A Theory About PC Gaming

Posted: 02.04.08

Your brain on games

A simple proposition: most modern PC gaming requires deeper thought and higher analytical skills than console gaming, and therefore is better for the human brain.

Pretty obviously, this is a theory of mine made without scientific research but I'm willing to wager there is a neuroscientist out there who would agree with me. I look to two major components to back up this theory: game play complexity and system complexity.

Game play complexity

The most obvious difference between PC Gaming and Console Gaming is the number of control combinations that are possible in PC gaming — essentially every key on a keyboard in many PC games can be "bound" to specific game actions.

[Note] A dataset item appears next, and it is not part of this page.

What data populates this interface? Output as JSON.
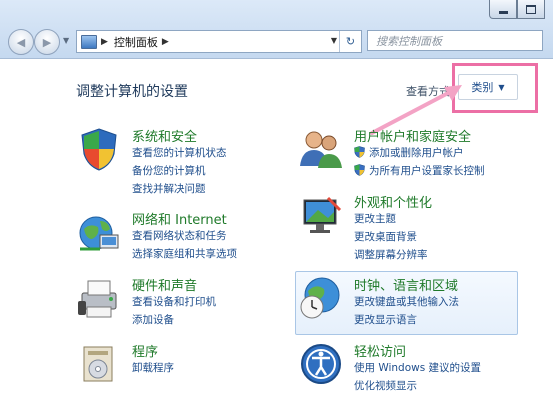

Console controllers are much more limited.

The artificial intelligence of NPCs (non player characters) is another component which can make a PC game more complex. PCs are upgraded more than consoles and committed gamers tend to upgrade their systems more often. As a result, the processing power of a PC on average has been much higher than game consoles, which accomodates more complex AI. The result is more challenging game play.

Graphical complexity also adds to the human processing requirement and the need for more thought. As mentioned earlier, gamers tend to have newer PCs with advanced features. While the most recent HD console generation allows for 1920 x 1080 resolution; gaming PCs meet that and raise the ante in terms of the number of pixels that can be displayed onscreen, coupled with memory for the storage of objects, and textures, and the processing power to place them. Because of this factor, game designers have more latitude to create finer detailed visual cues and clues — pushing the human brain to think more when experiencing them.

Resource management and a number of other factors could also be used as examples but this depends on the specific type of game being played.

Software and system complexity

PC gaming, with its higher use of user generated content requires the player to be familiar with the file structure of the software being used. How do I install the mod? Where to I put the map files? How do I make a mod or map? These mods can create system and software conflicts which the user must research and solve. Which file do I delete to make it work again? Etc.

Software tweaking is another factor which increases the complexity in PC gaming. Even first person shooters, dismissed by some as "brainless twitch games" push the user to think about how to improve their experience. A plethora of configuration factors in many PC games allow the user to change their config files so that the field of view (FOV) is different, RAM usage more efficient, etc. — even more so in multiplayer modes where users tweak their config files to stabilize their server ping, data rates, frames per second, and other factors.

Hardware customization is another important element which comes into play. PC gamers often install their own components; attempt to mitigate system heat in a number of ways, and "tweak" a number of other settings in their systems, all of which requires them to become more knowledgeable about the workings of a computer and what to do when something goes wrong.


Though playing video games is mainly done for fun, and the benefit of a console is system stability and a common user experience — it is precisely these factors that limit the thought required to play the games and run the system. Add the higher complexity of the PC game play experience and wider creative latitude for user generated content, and people may want to think twice about where to spend their gaming dollars for themselves or their children.